Teenagers with Autism Spectrum Disorder (ASD) may struggle more with tackling their physical and mental changes. A teenager with ASD may sleep less or more than usual or spend more time alone. They may become more emotional when stressed or depressed or withdraw from the usual activities, friends, or family gatherings.
They say that raising an autistic child is a tough journey, but a journey with honor. Parenting is always a demanding task, and it can be especially so when you’re raising an autistic child. It feels as though you are chosen to bring up a kid with much more love and care.
Tips to Take Care of Teenagers with Autism
Disciplines, including talking, listening, and behaving in the right way, helps children with special needs to get well along with peers as they grow.
Consider performing the following activities to guide your child toward appropriate behavior:
- State clear rules and instructions to let your child know how to behave and respond properly.
- Praise and reward your child for their good behavior. It will encourage them to keep behaving like that.
- Rectify them each time they behave inappropriately.
- Teach them social skills and for tackling unfamiliar and difficult situations.
Strategies like video modeling, role play, and social stories can help your teen child learn everyday skills and develop social skills.
Mental Health Support
Due to hormonal changes, your child might experience emotional or mental health issues in adolescence. As autistic teenagers often face challenges in socialization, they seem to struggle more with anxiety and depression.
A systematic literature review of 31 studies, involving 2,121 young people (Aged less than 18 years), found that around 39.6% of them with ASD had experienced at least one anxiety disorder. The most frequent anxiety disorders were specific phobias (29.8%), OCD (17.4%), and social anxiety disorder (16.6%).
Behavioral therapy and counseling is an effective treatment option for teens with ASD. Sometimes, clinicians may overlook the mental challenge faced by an autistic teen. This is where pediatricians play a significant role in supporting an autistic child’s mental health from infancy to adulthood.
Most importantly, as a parent or caregiver, you have to play a major role in supporting your child’s mental health. Consider observing changes in their moods and behavior, asking them to share thoughts and feelings, and offering gentle signs of reassurance.
Personal Hygiene Maintenance
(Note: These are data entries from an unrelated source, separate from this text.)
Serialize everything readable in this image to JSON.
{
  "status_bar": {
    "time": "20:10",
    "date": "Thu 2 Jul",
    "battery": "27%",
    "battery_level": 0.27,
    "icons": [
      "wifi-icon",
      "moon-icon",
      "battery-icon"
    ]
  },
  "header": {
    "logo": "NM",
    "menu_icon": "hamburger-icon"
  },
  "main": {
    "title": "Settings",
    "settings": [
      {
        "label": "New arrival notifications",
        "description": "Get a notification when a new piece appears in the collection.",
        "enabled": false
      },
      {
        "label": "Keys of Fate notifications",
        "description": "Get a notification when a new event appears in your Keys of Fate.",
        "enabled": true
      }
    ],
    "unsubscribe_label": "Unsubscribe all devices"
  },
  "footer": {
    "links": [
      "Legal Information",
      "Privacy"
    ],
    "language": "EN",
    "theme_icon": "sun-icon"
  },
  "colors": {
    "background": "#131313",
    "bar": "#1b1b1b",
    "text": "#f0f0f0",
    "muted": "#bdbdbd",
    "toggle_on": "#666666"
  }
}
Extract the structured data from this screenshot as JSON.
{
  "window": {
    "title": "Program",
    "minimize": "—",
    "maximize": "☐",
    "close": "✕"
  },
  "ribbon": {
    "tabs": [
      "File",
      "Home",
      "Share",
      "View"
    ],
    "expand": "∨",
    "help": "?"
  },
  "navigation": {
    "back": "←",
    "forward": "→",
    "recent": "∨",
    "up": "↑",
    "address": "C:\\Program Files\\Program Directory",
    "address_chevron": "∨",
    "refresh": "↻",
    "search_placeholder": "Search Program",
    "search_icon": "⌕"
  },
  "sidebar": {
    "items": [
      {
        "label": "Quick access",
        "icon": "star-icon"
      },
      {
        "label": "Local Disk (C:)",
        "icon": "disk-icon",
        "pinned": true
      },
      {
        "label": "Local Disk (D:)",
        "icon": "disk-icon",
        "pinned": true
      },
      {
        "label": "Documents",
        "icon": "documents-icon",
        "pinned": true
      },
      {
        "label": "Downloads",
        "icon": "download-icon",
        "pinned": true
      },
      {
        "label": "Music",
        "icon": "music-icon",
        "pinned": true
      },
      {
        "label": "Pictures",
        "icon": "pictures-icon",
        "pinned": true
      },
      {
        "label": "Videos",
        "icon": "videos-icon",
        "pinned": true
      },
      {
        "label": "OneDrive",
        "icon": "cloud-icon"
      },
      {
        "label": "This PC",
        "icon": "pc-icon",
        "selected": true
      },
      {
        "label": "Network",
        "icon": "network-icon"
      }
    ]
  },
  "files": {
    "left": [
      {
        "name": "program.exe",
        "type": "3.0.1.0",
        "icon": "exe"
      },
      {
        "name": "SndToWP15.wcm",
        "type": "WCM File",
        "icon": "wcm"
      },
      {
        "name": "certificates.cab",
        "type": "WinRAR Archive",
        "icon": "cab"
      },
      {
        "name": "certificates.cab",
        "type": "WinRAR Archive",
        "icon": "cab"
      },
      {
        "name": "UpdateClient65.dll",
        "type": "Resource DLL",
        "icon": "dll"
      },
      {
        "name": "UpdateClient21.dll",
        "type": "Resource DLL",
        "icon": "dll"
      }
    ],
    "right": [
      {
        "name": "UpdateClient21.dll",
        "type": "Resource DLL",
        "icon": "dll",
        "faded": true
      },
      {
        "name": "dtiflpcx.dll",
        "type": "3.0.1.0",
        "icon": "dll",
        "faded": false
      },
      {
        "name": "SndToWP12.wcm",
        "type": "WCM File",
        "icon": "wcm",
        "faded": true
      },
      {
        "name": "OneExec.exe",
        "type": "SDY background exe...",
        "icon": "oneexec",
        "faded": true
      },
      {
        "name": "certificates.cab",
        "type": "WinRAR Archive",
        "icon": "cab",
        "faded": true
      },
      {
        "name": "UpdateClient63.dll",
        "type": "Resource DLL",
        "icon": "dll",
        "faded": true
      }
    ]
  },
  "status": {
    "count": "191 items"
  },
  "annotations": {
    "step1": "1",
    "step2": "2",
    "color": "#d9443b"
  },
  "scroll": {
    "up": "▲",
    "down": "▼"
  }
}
All teenagers, including those with autism spectrum, need to be conscious of personal hygiene. Previously, you taught them the basics of good hygiene, like showering, brushing teeth, washing face and hands. As your child enters adolescence, they undergo significant physical development. Therefore, you need to teach them some additional skills to maintain personal hygiene.
They should learn to:
- When to put on clean clothes
- How to take care of pimples
- How to use deodorant
- How to shave
- How to manage menstruation
It is essential to teach your child how to independently manage personal hygiene. They might require new products according to their sensory needs, like particular types of skincare products, sanitary napkins, or fragrance-free deodorants.
The Bottom Line
Supporting your autistic child is essential, especially during their transition into adulthood. You should guide them through all the good skills and inform them about the potential pitfalls and ethics.
As a parent, it should be your responsibility to create a friendly, relaxing environment where your child can grow up to be an empathetic and responsible adult.